++++ RECORD SET
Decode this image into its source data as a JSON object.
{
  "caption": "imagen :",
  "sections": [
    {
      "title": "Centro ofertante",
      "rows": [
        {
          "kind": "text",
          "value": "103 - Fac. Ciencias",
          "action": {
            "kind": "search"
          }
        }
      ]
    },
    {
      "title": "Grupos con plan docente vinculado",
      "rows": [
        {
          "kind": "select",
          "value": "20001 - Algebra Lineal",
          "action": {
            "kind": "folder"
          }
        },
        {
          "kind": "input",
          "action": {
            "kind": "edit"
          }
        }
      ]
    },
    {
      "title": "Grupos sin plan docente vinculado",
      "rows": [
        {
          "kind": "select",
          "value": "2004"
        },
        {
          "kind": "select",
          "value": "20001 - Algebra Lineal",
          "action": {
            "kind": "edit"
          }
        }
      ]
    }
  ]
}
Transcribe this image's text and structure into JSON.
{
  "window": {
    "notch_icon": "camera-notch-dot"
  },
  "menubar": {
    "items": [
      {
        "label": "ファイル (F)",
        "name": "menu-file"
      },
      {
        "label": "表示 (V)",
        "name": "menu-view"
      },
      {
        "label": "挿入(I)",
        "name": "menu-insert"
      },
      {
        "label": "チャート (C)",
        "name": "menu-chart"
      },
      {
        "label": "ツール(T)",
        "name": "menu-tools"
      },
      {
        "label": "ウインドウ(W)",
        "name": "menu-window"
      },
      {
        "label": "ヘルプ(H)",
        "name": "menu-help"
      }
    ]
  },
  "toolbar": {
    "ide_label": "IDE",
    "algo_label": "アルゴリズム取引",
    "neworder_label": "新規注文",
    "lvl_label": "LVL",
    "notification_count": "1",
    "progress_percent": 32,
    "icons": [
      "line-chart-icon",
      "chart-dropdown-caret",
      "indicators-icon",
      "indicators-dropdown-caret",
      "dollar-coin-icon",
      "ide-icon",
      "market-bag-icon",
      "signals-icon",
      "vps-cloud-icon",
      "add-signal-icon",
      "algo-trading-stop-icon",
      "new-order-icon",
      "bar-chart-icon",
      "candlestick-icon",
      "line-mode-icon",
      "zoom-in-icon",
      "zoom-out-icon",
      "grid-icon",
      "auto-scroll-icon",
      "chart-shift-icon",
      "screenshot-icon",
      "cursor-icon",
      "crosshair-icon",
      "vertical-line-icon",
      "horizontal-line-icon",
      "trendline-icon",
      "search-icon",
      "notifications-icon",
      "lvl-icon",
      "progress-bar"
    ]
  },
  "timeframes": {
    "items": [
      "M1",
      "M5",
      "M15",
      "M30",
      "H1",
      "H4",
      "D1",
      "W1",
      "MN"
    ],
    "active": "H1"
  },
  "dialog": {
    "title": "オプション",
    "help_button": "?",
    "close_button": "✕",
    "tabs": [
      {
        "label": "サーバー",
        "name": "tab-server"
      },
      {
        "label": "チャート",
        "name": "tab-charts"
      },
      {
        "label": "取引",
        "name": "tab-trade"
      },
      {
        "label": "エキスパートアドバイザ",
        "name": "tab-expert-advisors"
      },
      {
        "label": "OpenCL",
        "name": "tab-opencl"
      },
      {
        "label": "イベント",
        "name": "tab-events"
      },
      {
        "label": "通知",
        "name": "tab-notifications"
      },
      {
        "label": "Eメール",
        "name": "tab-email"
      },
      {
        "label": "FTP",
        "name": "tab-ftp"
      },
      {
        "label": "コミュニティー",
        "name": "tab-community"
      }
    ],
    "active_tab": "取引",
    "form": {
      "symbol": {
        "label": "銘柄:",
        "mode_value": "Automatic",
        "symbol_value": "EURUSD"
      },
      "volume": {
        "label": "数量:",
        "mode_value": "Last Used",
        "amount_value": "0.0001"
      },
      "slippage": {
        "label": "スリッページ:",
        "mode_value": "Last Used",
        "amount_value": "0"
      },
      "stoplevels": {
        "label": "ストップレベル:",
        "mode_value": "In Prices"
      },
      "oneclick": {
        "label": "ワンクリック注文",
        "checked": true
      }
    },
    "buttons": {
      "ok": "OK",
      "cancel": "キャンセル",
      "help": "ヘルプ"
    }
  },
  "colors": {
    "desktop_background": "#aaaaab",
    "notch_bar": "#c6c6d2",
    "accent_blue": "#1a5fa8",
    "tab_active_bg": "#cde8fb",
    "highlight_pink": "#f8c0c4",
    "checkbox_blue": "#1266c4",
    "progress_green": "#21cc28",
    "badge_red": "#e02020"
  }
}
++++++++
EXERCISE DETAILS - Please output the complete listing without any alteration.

WRITTEN SOLUTION -
Decode this image into its source data as a JSON object.
{
  "caption": "imagen :",
  "sections": [
    {
      "title": "Centro ofertante",
      "rows": [
        {
          "kind": "text",
          "value": "103 - Fac. Ciencias",
          "action": {
            "kind": "search"
          }
        }
      ]
    },
    {
      "title": "Grupos con plan docente vinculado",
      "rows": [
        {
          "kind": "select",
          "value": "20001 - Algebra Lineal",
          "action": {
            "kind": "folder"
          }
        },
        {
          "kind": "input",
          "action": {
            "kind": "edit"
          }
        }
      ]
    },
    {
      "title": "Grupos sin plan docente vinculado",
      "rows": [
        {
          "kind": "select",
          "value": "2004"
        },
        {
          "kind": "select",
          "value": "20001 - Algebra Lineal",
          "action": {
            "kind": "edit"
          }
        }
      ]
    }
  ]
}
Transcribe this image's text and structure into JSON.
{
  "window": {
    "notch_icon": "camera-notch-dot"
  },
  "menubar": {
    "items": [
      {
        "label": "ファイル (F)",
        "name": "menu-file"
      },
      {
        "label": "表示 (V)",
        "name": "menu-view"
      },
      {
        "label": "挿入(I)",
        "name": "menu-insert"
      },
      {
        "label": "チャート (C)",
        "name": "menu-chart"
      },
      {
        "label": "ツール(T)",
        "name": "menu-tools"
      },
      {
        "label": "ウインドウ(W)",
        "name": "menu-window"
      },
      {
        "label": "ヘルプ(H)",
        "name": "menu-help"
      }
    ]
  },
  "toolbar": {
    "ide_label": "IDE",
    "algo_label": "アルゴリズム取引",
    "neworder_label": "新規注文",
    "lvl_label": "LVL",
    "notification_count": "1",
    "progress_percent": 32,
    "icons": [
      "line-chart-icon",
      "chart-dropdown-caret",
      "indicators-icon",
      "indicators-dropdown-caret",
      "dollar-coin-icon",
      "ide-icon",
      "market-bag-icon",
      "signals-icon",
      "vps-cloud-icon",
      "add-signal-icon",
      "algo-trading-stop-icon",
      "new-order-icon",
      "bar-chart-icon",
      "candlestick-icon",
      "line-mode-icon",
      "zoom-in-icon",
      "zoom-out-icon",
      "grid-icon",
      "auto-scroll-icon",
      "chart-shift-icon",
      "screenshot-icon",
      "cursor-icon",
      "crosshair-icon",
      "vertical-line-icon",
      "horizontal-line-icon",
      "trendline-icon",
      "search-icon",
      "notifications-icon",
      "lvl-icon",
      "progress-bar"
    ]
  },
  "timeframes": {
    "items": [
      "M1",
      "M5",
      "M15",
      "M30",
      "H1",
      "H4",
      "D1",
      "W1",
      "MN"
    ],
    "active": "H1"
  },
  "dialog": {
    "title": "オプション",
    "help_button": "?",
    "close_button": "✕",
    "tabs": [
      {
        "label": "サーバー",
        "name": "tab-server"
      },
      {
        "label": "チャート",
        "name": "tab-charts"
      },
      {
        "label": "取引",
        "name": "tab-trade"
      },
      {
        "label": "エキスパートアドバイザ",
        "name": "tab-expert-advisors"
      },
      {
        "label": "OpenCL",
        "name": "tab-opencl"
      },
      {
        "label": "イベント",
        "name": "tab-events"
      },
      {
        "label": "通知",
        "name": "tab-notifications"
      },
      {
        "label": "Eメール",
        "name": "tab-email"
      },
      {
        "label": "FTP",
        "name": "tab-ftp"
      },
      {
        "label": "コミュニティー",
        "name": "tab-community"
      }
    ],
    "active_tab": "取引",
    "form": {
      "symbol": {
        "label": "銘柄:",
        "mode_value": "Automatic",
        "symbol_value": "EURUSD"
      },
      "volume": {
        "label": "数量:",
        "mode_value": "Last Used",
        "amount_value": "0.0001"
      },
      "slippage": {
        "label": "スリッページ:",
        "mode_value": "Last Used",
        "amount_value": "0"
      },
      "stoplevels": {
        "label": "ストップレベル:",
        "mode_value": "In Prices"
      },
      "oneclick": {
        "label": "ワンクリック注文",
        "checked": true
      }
    },
    "buttons": {
      "ok": "OK",
      "cancel": "キャンセル",
      "help": "ヘルプ"
    }
  },
  "colors": {
    "desktop_background": "#aaaaab",
    "notch_bar": "#c6c6d2",
    "accent_blue": "#1a5fa8",
    "tab_active_bg": "#cde8fb",
    "highlight_pink": "#f8c0c4",
    "checkbox_blue": "#1266c4",
    "progress_green": "#21cc28",
    "badge_red": "#e02020"
  }
}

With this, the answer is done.